Throughout the week we post dozens of original stories, connecting the dots across the travel industry, and every weekend we sum it all up. This weekend roundup examines digital trends.

For all of our weekend roundups, go here.

>>Skift Tech Forum will explore the tech disruptions happening in retailing, merchandising, and distribution of travel, with customer centricity as the connecting thread running across all the topics: Announcing Skift Tech Forum in Silicon Valley in June 2018

>>The Priceline Group is in the catbird seat in online travel — for now — while Expedia is a much smaller company with so much ground to make up. Expedia’s Okerstrom is laudably talking tough about his ambitions to propel his company forward. But 2017, so far, has been anything but easy for the two newbie CEOs: CEOs of Expedia and Priceline Group — What Have You Done for Me Lately?

>>Try as it might, TripAdvisor is still struggling to gain traction with its hotel booking product. Non-hotel growth has been picking up the slack, and one has to wonder whether an even stronger focus outside of hotels is on the horizon soon: TripAdvisor Hotel Bookings Continue to Slide as Non-Hotel Business Surges

>>Did we just see an elephant fly? The Priceline Group, which is the largest spender on digital advertising in travel, just said TV commercials may be a better way to attract loyal customers. That’s even more surprising than TV-happy Trivago’s recent announcement that it would start devoting more resources to digital advertising. Don’t you love this industry? Booking.com Rethinks Digital Advertising in Favor of TV

>>This move could be a modest win-win for Trivago and HomeAway, which both fall within the broader Expedia Inc. orbit. But Airbnb and Booking.com remain fierce competitors for rental search, with Google waiting in the wings: Trivago Looks to HomeAway Vacation Rentals to Regain Some Mojo

>>Smartly, Priceline has shown no shame in capitalizing on the China opportunity through minority-stake investments. It works both ways, too. Numerous local players want a piece of China’s exploding outbound travel business. That means investments in western assets. Subscribe to our Skift Research to know more: New Research Available: Analyst Session + Data Sheet on Ctrip and China Online Travel

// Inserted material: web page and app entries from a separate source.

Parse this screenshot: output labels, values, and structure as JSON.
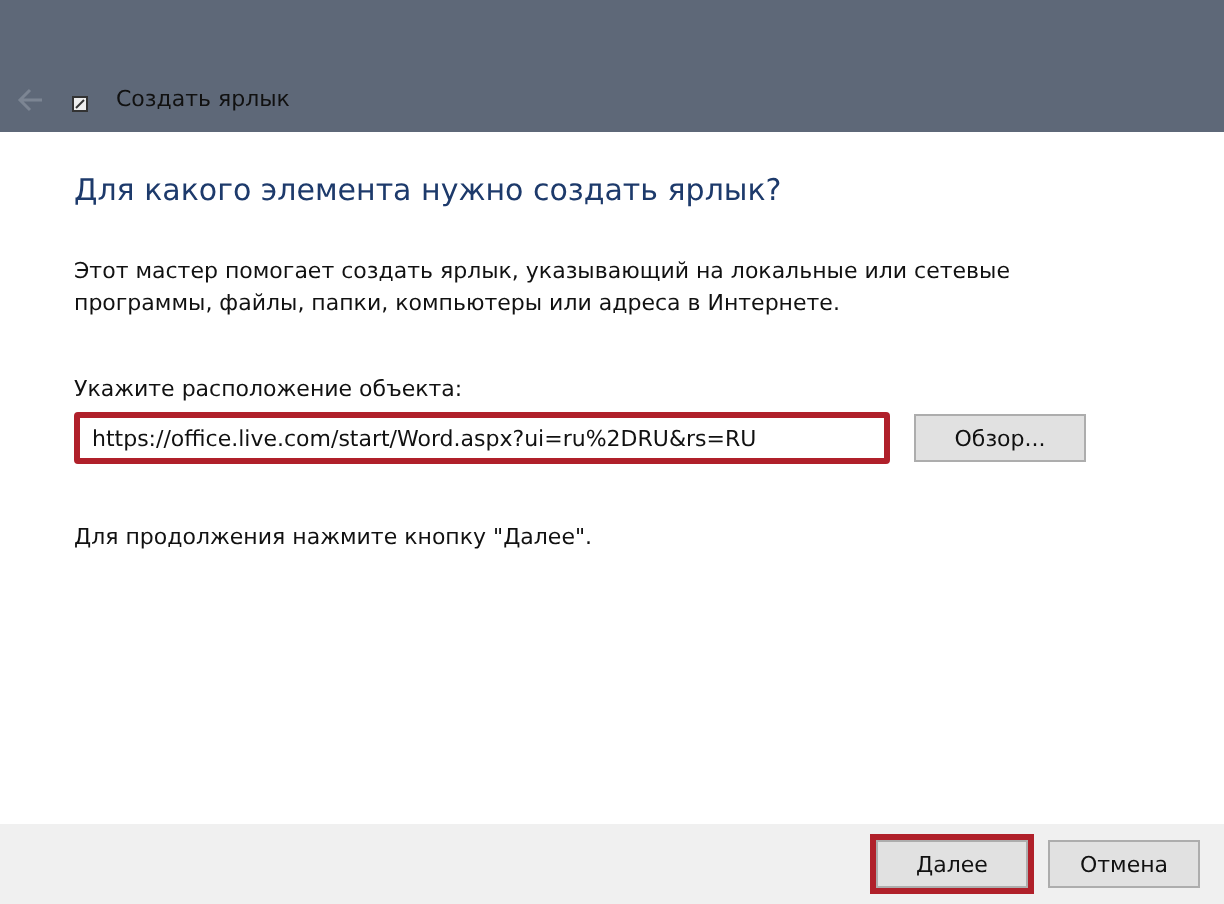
{
  "window": {
    "title": "Создать ярлык"
  },
  "heading": "Для какого элемента нужно создать ярлык?",
  "description": "Этот мастер помогает создать ярлык, указывающий на локальные или сетевые программы, файлы, папки, компьютеры или адреса в Интернете.",
  "location": {
    "label": "Укажите расположение объекта:",
    "value": "https://office.live.com/start/Word.aspx?ui=ru%2DRU&rs=RU",
    "highlighted": true,
    "browse_button": "Обзор..."
  },
  "hint": "Для продолжения нажмите кнопку \"Далее\".",
  "buttons": [
    {
      "label": "Далее",
      "highlighted": true
    },
    {
      "label": "Отмена",
      "highlighted": false
    }
  ]
}
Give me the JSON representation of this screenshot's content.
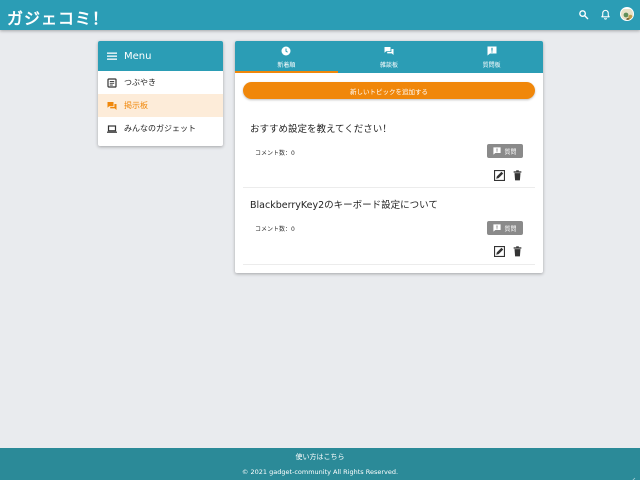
{
  "app": {
    "title": "ガジェコミ！"
  },
  "colors": {
    "primary": "#2b9db5",
    "accent": "#f0870a",
    "badge": "#8a8a8a",
    "footer": "#2b8a98"
  },
  "header": {
    "icons": [
      "search-icon",
      "bell-icon",
      "avatar"
    ]
  },
  "sidebar": {
    "title": "Menu",
    "items": [
      {
        "label": "つぶやき",
        "icon": "note-icon",
        "active": false
      },
      {
        "label": "掲示板",
        "icon": "forum-icon",
        "active": true
      },
      {
        "label": "みんなのガジェット",
        "icon": "laptop-icon",
        "active": false
      }
    ]
  },
  "tabs": [
    {
      "label": "新着順",
      "icon": "clock-icon",
      "active": true
    },
    {
      "label": "雑談板",
      "icon": "forum-icon",
      "active": false
    },
    {
      "label": "質問板",
      "icon": "question-chat-icon",
      "active": false
    }
  ],
  "add_button": "新しいトピックを追加する",
  "topics": [
    {
      "title": "おすすめ設定を教えてください！",
      "comment_label": "コメント数：",
      "comment_count": "0",
      "badge": "質問"
    },
    {
      "title": "BlackberryKey2のキーボード設定について",
      "comment_label": "コメント数：",
      "comment_count": "0",
      "badge": "質問"
    }
  ],
  "footer": {
    "link": "使い方はこちら",
    "copyright": "© 2021 gadget-community All Rights Reserved."
  }
}
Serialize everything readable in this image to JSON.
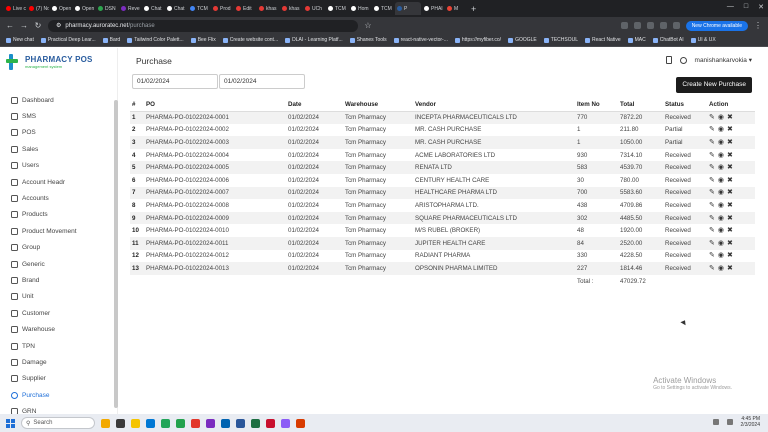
{
  "browser": {
    "tabs": [
      {
        "label": "Live ci",
        "color": "#ff0000"
      },
      {
        "label": "(7) No",
        "color": "#ff0000"
      },
      {
        "label": "Open",
        "color": "#ffffff"
      },
      {
        "label": "Open",
        "color": "#ffffff"
      },
      {
        "label": "DSN",
        "color": "#2da44e"
      },
      {
        "label": "Reve",
        "color": "#7b2cbf"
      },
      {
        "label": "Chat",
        "color": "#ffffff"
      },
      {
        "label": "Chat",
        "color": "#ffffff"
      },
      {
        "label": "TCM",
        "color": "#4285f4"
      },
      {
        "label": "Prod",
        "color": "#e53935"
      },
      {
        "label": "Edit",
        "color": "#e53935"
      },
      {
        "label": "khas",
        "color": "#e53935"
      },
      {
        "label": "khas",
        "color": "#e53935"
      },
      {
        "label": "UCh",
        "color": "#e53935"
      },
      {
        "label": "TCM",
        "color": "#ffffff"
      },
      {
        "label": "Hom",
        "color": "#ffffff"
      },
      {
        "label": "TCM",
        "color": "#ffffff"
      },
      {
        "label": "P",
        "color": "#2a5d9f",
        "active": true
      },
      {
        "label": "PHAI",
        "color": "#ffffff"
      },
      {
        "label": "M",
        "color": "#ea4335"
      }
    ],
    "url_host": "pharmacy.auroratec.net",
    "url_path": "/purchase",
    "new_chrome": "New Chrome available",
    "bookmarks": [
      "New chat",
      "Practical Deep Lear...",
      "Bard",
      "Tailwind Color Palett...",
      "Bee Flix",
      "Create website cont...",
      "DLAI - Learning Platf...",
      "Shanes Tools",
      "react-native-vector-...",
      "https://myfiber.co/",
      "GOOGLE",
      "TECHSOUL",
      "React Native",
      "MAC",
      "ChatBot AI",
      "UI & UX"
    ]
  },
  "app": {
    "logo_title": "PHARMACY POS",
    "logo_sub": "management system",
    "menu": [
      "Dashboard",
      "SMS",
      "POS",
      "Sales",
      "Users",
      "Account Headr",
      "Accounts",
      "Products",
      "Product Movement",
      "Group",
      "Generic",
      "Brand",
      "Unit",
      "Customer",
      "Warehouse",
      "TPN",
      "Damage",
      "Supplier",
      "Purchase",
      "GRN"
    ],
    "active_menu": "Purchase",
    "page_title": "Purchase",
    "username": "manishankarvokia",
    "date_from": "01/02/2024",
    "date_to": "01/02/2024",
    "new_button": "Create New Purchase",
    "columns": [
      "#",
      "PO",
      "Date",
      "Warehouse",
      "Vendor",
      "Item No",
      "Total",
      "Status",
      "Action"
    ],
    "rows": [
      [
        "1",
        "PHARMA-PO-01022024-0001",
        "01/02/2024",
        "Tcm Pharmacy",
        "INCEPTA PHARMACEUTICALS LTD",
        "770",
        "7872.20",
        "Received"
      ],
      [
        "2",
        "PHARMA-PO-01022024-0002",
        "01/02/2024",
        "Tcm Pharmacy",
        "MR. CASH PURCHASE",
        "1",
        "211.80",
        "Partial"
      ],
      [
        "3",
        "PHARMA-PO-01022024-0003",
        "01/02/2024",
        "Tcm Pharmacy",
        "MR. CASH PURCHASE",
        "1",
        "1050.00",
        "Partial"
      ],
      [
        "4",
        "PHARMA-PO-01022024-0004",
        "01/02/2024",
        "Tcm Pharmacy",
        "ACME LABORATORIES LTD",
        "930",
        "7314.10",
        "Received"
      ],
      [
        "5",
        "PHARMA-PO-01022024-0005",
        "01/02/2024",
        "Tcm Pharmacy",
        "RENATA LTD",
        "583",
        "4539.70",
        "Received"
      ],
      [
        "6",
        "PHARMA-PO-01022024-0006",
        "01/02/2024",
        "Tcm Pharmacy",
        "CENTURY HEALTH CARE",
        "30",
        "780.00",
        "Received"
      ],
      [
        "7",
        "PHARMA-PO-01022024-0007",
        "01/02/2024",
        "Tcm Pharmacy",
        "HEALTHCARE PHARMA LTD",
        "700",
        "5583.60",
        "Received"
      ],
      [
        "8",
        "PHARMA-PO-01022024-0008",
        "01/02/2024",
        "Tcm Pharmacy",
        "ARISTOPHARMA LTD.",
        "438",
        "4709.86",
        "Received"
      ],
      [
        "9",
        "PHARMA-PO-01022024-0009",
        "01/02/2024",
        "Tcm Pharmacy",
        "SQUARE PHARMACEUTICALS LTD",
        "302",
        "4485.50",
        "Received"
      ],
      [
        "10",
        "PHARMA-PO-01022024-0010",
        "01/02/2024",
        "Tcm Pharmacy",
        "M/S RUBEL (BROKER)",
        "48",
        "1920.00",
        "Received"
      ],
      [
        "11",
        "PHARMA-PO-01022024-0011",
        "01/02/2024",
        "Tcm Pharmacy",
        "JUPITER HEALTH CARE",
        "84",
        "2520.00",
        "Received"
      ],
      [
        "12",
        "PHARMA-PO-01022024-0012",
        "01/02/2024",
        "Tcm Pharmacy",
        "RADIANT PHARMA",
        "330",
        "4228.50",
        "Received"
      ],
      [
        "13",
        "PHARMA-PO-01022024-0013",
        "01/02/2024",
        "Tcm Pharmacy",
        "OPSONIN PHARMA LIMITED",
        "227",
        "1814.46",
        "Received"
      ]
    ],
    "total_label": "Total :",
    "total_value": "47029.72"
  },
  "watermark": {
    "title": "Activate Windows",
    "sub": "Go to Settings to activate Windows."
  },
  "taskbar": {
    "search": "Search",
    "time": "4:45 PM",
    "date": "2/3/2024",
    "apps": [
      "#f2a900",
      "#3a3a3a",
      "#f5c400",
      "#0078d4",
      "#22a559",
      "#23a24d",
      "#e2372b",
      "#7b2cbf",
      "#0063b1",
      "#2b579a",
      "#1d6f42",
      "#c8102e",
      "#8b5cf6",
      "#d83b01"
    ]
  }
}
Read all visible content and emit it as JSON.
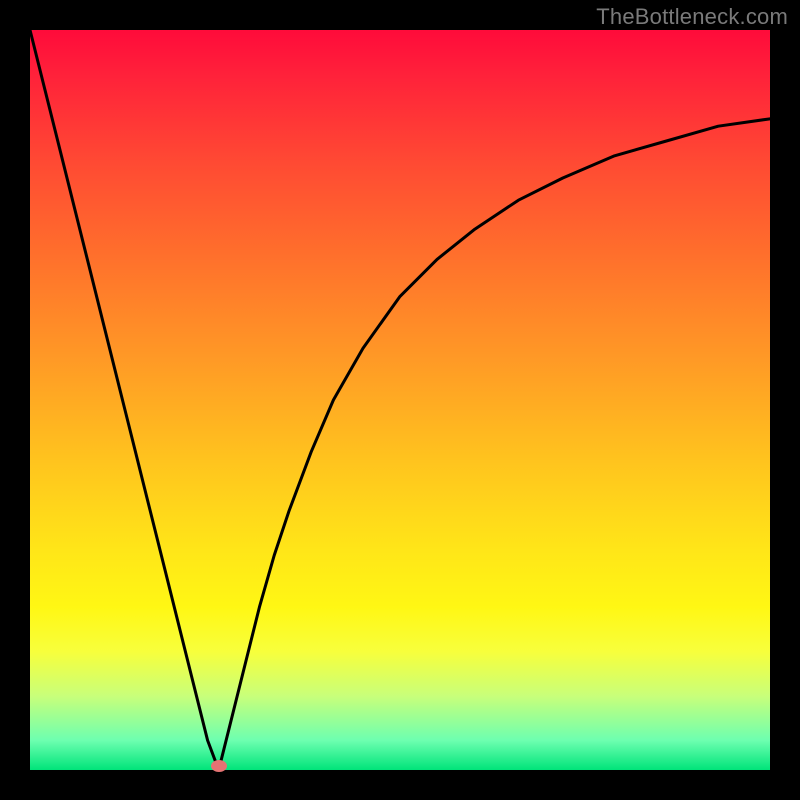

>>TripAdvisor CEO Stephen Kaufer was extremely political today in his response to questions about decreased advertising spend from metasearch partners. How the company will rejuvenate its hotel booking product remains an unanswered question as well: TripAdvisor CEO Was Coy About Pullback in Meta Advertising Business

>>The conventional wisdom is that major online travel agencies make it impossible for their smaller counterparts to break through. Kiwi.com is challenging that thesis, though it is very much early days: Czech Website Creates Itineraries From Low-Cost and Legacy Carriers

>>Lastminute.com Group’s traditional business of flight sales isn’t as profitable as it once was so growing metasearch makes sense. And while this deal isn’t a gamechanger it does represent an expansion into accommodation: Lastminute.com Group Buys Hotelscan to Diversify Metasearch Offering

>>Tech companies need to get out of the lab and test their products in the real world, meeting planners say: Planners Weigh in on the State of Meetings Technology Today

>>Technology can be a benefit, but it can also be a pain point when it comes to organizing and executing a meeting. Planners weigh in on what frustrates them most, and offer some solutions: The Current State of Event Technology — Meetings Innovation Report

>>Two deals in the space of a week show how serious Skyscanner is about improving the content it offers to customers. The days of it being a pure price-comparison site are definitely over: Skyscanner Buys Social-Review Site Twizoo in Escalating Content Drive

>>When Priceline sneezes, the online travel industry catches a cold: Online Travel Plunge Spurs Investor Wariness

Photo Credit: Online travel agencies like TripAdvisor struggled in the third quarter. TripAdvisor